RECORDED DATA:

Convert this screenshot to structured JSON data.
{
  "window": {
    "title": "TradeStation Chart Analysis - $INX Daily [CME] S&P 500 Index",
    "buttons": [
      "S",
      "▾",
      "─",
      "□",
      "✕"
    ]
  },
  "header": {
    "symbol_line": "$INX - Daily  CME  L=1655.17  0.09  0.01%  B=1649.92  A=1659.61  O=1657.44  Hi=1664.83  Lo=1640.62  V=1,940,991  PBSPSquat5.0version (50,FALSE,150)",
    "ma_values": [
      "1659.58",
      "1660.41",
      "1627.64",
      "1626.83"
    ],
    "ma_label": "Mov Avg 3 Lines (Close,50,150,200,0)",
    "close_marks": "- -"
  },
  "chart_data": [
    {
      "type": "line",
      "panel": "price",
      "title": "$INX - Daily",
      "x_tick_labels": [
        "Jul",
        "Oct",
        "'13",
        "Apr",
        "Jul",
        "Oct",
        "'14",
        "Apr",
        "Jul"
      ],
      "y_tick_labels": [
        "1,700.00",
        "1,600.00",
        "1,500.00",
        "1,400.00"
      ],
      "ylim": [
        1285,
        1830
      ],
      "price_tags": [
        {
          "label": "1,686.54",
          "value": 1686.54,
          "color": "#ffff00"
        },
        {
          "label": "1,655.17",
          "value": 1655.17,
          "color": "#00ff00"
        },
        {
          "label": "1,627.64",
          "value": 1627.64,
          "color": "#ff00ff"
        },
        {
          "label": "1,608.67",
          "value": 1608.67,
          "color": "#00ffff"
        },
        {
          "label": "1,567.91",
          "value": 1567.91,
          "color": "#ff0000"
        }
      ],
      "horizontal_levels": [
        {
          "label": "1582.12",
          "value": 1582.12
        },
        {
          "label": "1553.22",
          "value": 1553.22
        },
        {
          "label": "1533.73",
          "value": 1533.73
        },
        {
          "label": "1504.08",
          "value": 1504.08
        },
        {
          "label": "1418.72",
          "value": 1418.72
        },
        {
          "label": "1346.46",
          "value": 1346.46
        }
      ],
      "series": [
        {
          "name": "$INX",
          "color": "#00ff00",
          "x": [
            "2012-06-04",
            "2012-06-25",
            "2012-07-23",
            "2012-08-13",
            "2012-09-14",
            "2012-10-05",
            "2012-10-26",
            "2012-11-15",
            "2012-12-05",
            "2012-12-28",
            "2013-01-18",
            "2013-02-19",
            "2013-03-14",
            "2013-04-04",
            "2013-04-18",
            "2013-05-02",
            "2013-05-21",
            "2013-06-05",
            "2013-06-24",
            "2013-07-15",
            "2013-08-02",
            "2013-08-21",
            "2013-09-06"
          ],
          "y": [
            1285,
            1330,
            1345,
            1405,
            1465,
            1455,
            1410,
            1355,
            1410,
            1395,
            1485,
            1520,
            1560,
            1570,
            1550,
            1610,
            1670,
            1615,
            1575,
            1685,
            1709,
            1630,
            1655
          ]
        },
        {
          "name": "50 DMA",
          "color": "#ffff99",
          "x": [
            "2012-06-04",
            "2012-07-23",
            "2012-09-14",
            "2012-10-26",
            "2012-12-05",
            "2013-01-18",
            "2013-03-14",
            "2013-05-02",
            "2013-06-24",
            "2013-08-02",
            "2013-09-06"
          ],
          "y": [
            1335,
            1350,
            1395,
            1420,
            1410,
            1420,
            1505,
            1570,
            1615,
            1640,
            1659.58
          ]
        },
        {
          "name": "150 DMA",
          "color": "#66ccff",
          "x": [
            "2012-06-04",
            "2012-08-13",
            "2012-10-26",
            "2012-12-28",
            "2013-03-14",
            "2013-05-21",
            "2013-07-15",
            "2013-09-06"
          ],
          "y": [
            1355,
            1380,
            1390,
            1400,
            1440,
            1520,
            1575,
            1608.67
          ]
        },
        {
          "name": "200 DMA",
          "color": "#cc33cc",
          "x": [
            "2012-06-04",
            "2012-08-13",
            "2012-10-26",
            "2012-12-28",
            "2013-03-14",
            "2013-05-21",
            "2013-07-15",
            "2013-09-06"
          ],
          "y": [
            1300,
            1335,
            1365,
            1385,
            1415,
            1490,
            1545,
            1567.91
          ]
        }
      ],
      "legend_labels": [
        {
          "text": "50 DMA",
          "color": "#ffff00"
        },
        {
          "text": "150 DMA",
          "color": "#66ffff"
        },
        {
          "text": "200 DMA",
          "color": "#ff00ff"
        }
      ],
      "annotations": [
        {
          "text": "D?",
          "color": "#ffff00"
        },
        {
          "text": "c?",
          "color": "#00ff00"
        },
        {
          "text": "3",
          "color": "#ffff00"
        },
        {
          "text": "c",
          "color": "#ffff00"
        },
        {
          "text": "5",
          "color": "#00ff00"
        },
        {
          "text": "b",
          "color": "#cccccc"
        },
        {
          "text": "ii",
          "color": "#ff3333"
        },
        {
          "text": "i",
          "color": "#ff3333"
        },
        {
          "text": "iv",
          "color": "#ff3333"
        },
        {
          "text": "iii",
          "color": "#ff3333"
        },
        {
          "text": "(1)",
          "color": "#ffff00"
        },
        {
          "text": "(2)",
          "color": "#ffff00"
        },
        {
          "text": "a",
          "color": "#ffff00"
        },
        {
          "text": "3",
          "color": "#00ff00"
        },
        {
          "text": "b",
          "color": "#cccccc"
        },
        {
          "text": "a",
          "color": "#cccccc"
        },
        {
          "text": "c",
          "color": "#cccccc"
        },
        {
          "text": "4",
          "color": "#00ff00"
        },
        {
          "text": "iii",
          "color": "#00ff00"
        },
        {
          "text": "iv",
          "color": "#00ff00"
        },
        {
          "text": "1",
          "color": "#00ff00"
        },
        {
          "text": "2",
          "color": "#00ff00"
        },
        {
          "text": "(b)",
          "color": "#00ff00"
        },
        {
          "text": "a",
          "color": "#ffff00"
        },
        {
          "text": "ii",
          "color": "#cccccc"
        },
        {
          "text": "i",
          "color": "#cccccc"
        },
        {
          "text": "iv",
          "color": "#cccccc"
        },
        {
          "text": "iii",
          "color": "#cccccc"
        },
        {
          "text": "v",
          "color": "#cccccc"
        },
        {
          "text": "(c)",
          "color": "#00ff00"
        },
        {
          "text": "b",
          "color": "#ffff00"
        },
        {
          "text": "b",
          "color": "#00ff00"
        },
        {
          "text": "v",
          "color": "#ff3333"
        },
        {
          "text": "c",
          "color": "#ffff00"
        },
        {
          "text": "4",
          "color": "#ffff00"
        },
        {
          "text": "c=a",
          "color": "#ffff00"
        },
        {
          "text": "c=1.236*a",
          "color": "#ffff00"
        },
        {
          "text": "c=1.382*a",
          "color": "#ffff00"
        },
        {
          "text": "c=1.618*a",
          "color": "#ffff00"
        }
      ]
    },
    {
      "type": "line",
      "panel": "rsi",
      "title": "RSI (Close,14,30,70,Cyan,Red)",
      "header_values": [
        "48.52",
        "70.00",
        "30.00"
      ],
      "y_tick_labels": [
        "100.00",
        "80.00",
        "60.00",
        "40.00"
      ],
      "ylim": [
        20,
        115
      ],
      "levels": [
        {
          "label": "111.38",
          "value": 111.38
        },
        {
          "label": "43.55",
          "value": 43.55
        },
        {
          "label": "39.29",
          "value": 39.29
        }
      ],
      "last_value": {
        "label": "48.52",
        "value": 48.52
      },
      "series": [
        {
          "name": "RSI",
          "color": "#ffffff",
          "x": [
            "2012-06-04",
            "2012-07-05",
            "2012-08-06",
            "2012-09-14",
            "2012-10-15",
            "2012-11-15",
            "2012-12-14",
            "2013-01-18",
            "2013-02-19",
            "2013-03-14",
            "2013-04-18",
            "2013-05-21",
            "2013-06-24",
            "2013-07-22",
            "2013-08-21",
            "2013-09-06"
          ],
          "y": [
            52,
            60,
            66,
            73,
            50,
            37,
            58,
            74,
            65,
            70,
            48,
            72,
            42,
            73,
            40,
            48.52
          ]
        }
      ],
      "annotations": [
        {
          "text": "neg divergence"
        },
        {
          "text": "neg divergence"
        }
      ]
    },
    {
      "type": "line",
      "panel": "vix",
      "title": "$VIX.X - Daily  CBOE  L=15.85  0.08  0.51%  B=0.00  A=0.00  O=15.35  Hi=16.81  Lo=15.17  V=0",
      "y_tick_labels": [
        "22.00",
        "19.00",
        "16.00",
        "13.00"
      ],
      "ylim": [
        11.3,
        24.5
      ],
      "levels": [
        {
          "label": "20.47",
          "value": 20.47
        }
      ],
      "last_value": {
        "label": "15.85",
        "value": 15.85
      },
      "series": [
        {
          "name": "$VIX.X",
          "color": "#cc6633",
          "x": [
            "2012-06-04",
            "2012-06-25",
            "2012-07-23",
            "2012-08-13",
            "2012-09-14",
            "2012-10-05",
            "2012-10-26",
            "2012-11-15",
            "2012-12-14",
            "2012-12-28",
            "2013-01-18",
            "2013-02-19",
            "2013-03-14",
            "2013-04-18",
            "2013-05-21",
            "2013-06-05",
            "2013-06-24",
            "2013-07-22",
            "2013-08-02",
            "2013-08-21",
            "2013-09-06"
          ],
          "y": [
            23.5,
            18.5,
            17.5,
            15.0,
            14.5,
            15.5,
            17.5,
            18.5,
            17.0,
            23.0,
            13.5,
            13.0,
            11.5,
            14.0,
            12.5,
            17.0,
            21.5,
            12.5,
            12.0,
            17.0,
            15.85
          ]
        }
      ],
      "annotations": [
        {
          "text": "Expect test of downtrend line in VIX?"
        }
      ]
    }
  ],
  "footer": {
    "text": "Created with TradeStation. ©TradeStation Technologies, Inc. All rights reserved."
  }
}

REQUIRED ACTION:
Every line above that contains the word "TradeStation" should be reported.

WRITTEN SOLUTION:
    "title": "TradeStation Chart Analysis - $INX Daily [CME] S&P 500 Index",
    "text": "Created with TradeStation. ©TradeStation Technologies, Inc. All rights reserved."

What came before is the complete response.